Activity:
All lines in the records that carry the string "this" are to be shown.

[Opening Information provided section]

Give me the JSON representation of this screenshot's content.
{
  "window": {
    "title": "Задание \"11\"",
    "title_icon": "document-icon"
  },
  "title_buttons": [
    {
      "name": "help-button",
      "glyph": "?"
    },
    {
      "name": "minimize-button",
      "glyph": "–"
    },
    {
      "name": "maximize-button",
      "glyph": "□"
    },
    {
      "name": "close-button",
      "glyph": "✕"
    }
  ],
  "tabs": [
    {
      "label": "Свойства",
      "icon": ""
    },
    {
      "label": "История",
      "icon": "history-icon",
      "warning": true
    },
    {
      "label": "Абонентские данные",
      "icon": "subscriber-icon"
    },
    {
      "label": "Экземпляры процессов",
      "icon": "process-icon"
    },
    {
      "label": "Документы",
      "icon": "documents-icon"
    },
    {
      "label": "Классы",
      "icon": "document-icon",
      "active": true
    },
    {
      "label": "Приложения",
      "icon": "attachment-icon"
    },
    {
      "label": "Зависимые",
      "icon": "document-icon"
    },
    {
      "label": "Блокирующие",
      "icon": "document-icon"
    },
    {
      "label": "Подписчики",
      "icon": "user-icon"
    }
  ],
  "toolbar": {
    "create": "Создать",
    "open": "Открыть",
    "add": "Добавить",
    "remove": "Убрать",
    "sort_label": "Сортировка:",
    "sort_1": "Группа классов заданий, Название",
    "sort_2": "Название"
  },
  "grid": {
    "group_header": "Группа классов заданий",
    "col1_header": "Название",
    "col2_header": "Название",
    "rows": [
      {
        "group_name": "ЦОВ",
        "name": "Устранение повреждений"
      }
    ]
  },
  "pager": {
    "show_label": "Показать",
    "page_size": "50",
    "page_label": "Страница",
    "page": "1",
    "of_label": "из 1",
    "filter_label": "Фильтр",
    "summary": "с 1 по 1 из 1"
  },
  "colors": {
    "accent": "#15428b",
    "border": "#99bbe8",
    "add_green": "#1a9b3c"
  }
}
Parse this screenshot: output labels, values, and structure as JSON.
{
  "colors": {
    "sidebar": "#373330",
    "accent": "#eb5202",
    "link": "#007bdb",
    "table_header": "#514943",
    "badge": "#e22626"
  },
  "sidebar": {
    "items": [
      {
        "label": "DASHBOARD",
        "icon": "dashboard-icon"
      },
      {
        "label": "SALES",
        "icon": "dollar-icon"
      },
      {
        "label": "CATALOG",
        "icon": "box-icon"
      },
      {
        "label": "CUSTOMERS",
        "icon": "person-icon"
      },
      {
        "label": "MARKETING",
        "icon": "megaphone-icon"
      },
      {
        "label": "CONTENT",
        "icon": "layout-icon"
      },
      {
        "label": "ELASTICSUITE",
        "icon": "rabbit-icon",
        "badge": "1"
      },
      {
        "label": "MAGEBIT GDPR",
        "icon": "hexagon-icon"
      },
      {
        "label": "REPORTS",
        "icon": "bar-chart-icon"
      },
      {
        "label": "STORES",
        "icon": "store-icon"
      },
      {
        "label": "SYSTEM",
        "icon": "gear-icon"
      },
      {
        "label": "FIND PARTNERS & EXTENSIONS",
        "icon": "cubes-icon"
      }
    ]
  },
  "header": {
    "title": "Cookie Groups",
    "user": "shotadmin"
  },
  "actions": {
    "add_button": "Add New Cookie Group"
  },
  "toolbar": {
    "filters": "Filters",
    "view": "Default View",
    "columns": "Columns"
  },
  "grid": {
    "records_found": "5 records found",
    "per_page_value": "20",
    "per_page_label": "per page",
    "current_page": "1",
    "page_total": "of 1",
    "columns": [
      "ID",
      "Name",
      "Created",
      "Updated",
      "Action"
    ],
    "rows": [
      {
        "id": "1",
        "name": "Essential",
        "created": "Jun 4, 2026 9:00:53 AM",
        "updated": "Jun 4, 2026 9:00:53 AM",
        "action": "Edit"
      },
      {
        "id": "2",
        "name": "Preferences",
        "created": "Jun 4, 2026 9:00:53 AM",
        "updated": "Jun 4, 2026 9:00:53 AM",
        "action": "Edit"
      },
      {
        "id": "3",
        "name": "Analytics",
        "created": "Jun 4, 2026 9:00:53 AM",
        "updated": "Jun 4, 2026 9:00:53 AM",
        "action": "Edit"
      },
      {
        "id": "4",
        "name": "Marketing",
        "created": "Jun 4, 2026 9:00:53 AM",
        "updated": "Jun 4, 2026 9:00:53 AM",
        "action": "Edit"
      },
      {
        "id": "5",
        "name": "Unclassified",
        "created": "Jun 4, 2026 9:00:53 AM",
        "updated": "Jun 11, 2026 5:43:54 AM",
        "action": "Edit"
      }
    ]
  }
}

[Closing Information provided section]

Reply to the exercise:
Give me the JSON representation of this screenshot's content.
Parse this screenshot: output labels, values, and structure as JSON.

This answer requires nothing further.